Although Majk is just a small Hungarian village in the municipality near Tatabánya in Komárom-Esztergom county, it still preserves a valuable piece of European cultural heritage. The famous Camaldolese hermitage of Majk has been refurbished recently, so the small settlement has regained its late splendor after decades of erosion. Today visitors can see various temporary exhibitions and a permanent display, presenting the life of the Camaldolese Priory in Kraków, which is active even today.
The inauguration ceremony was attended by government office chief János Lázár, who noted that the Camaldolese contributed greatly to Hungarians taking back and rebuilding their country in the 18th century after 150 years of Turkish rule. State secretary László L. Simon said the refurbishment cost 885 million forints (EUR 2.8m) and was financed entirely by European Union funds. He said a new permanent exhibition presenting the order’s way of life would soon be opened at the hermitage. He said the Forster Gyula National Heritage and Asset Management Centre, which now operates the hermitage, expects the site to receive around 37,000 visitors a year.
In the Camaldolese Hermitage of Majk one can find the peace and serenity of the life of the Camaldolese monks who lived there 250 years ago. Although the white-dressed monks only lived in this beautiful place surrounded by woods and lakes for half a century, the unique complex of the Hermitage has survived up to the present day. There is a group of buildings consisting of two main components. The western part of the group is made up of 17 detached cell-houses and the remaining tower of the church to which the northern part is attached.

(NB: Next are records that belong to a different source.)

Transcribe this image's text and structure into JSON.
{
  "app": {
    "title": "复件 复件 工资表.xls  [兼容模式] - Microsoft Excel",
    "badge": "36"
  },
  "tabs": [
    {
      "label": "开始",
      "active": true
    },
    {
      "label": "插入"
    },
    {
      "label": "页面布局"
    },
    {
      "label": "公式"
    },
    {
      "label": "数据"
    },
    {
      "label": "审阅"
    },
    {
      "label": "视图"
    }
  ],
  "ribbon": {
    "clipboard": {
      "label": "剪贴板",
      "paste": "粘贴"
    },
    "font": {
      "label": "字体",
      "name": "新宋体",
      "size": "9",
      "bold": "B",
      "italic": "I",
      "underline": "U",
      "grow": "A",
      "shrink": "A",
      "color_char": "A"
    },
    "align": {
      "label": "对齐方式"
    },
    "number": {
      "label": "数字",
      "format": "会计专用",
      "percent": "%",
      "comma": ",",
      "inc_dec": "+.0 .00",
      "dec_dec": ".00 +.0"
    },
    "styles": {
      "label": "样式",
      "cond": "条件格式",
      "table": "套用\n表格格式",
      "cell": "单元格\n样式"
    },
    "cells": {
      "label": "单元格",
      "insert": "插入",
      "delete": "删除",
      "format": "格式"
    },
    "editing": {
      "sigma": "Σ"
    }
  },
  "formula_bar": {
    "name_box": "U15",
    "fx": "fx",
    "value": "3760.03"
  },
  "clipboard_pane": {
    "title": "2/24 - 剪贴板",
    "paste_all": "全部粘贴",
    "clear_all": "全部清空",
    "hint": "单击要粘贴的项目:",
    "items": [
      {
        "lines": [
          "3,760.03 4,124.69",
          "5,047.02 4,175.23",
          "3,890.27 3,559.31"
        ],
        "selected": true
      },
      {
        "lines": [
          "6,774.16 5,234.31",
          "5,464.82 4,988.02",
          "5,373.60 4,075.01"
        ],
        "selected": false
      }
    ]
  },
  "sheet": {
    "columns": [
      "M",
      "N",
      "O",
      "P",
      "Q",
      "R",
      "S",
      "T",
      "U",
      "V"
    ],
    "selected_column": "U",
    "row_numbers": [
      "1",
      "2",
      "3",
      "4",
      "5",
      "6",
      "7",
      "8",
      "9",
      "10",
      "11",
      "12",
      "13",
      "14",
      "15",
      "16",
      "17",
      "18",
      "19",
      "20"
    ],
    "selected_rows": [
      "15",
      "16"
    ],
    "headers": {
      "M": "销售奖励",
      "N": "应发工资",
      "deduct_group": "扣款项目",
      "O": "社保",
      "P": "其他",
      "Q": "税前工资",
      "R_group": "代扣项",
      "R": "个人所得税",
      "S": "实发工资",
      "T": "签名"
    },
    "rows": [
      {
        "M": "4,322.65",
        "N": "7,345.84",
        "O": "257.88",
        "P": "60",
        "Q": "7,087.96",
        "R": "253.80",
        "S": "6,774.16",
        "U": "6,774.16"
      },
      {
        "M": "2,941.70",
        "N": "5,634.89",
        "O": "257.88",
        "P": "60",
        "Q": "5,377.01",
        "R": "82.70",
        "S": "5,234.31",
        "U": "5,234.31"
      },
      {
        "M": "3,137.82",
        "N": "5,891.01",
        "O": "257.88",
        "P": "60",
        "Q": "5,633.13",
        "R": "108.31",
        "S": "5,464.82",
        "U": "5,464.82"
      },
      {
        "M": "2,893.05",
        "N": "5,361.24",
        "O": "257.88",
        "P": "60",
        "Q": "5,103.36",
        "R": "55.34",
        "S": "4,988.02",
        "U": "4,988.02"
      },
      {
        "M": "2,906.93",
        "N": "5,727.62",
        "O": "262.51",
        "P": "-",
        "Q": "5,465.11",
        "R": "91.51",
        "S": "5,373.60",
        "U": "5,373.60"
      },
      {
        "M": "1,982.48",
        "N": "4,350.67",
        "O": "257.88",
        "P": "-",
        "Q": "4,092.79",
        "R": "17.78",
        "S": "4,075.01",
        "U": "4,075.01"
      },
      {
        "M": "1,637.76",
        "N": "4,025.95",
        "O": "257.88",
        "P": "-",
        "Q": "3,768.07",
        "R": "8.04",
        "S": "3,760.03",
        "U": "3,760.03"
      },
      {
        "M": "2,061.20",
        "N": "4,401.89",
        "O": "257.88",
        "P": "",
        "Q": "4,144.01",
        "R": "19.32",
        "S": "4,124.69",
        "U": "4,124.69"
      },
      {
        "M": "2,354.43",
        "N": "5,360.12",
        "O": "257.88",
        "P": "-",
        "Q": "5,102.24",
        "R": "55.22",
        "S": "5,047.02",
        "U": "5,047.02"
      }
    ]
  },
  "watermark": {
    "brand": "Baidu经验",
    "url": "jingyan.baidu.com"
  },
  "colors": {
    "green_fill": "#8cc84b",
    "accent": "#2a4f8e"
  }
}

This part, a U-shaped mansion, originally was built as a monastery but was later rebuilt as a hunting-lodge by count József Esterházy. The buildings are surrounded by nearly one hectare of walled territory. The territory of the park and the fish pond belonging to the monument are 13 hectares in total. The seventeen cell-houses, which consist of a separate chapel, a living- and a dining-room, a kitchen with a pantry, and a cellar served as a home for each of the monks. The kitchen garden had just the same size ground-space as the cell-house. Other friars who served the monks and the people of the village, lived in the monastery building now called Esterházy mansion.
via hungarymatters.hu, MTI and hirado.hu, gallery photos: Zoltán Máthé – MTI , cover photo: wikimedia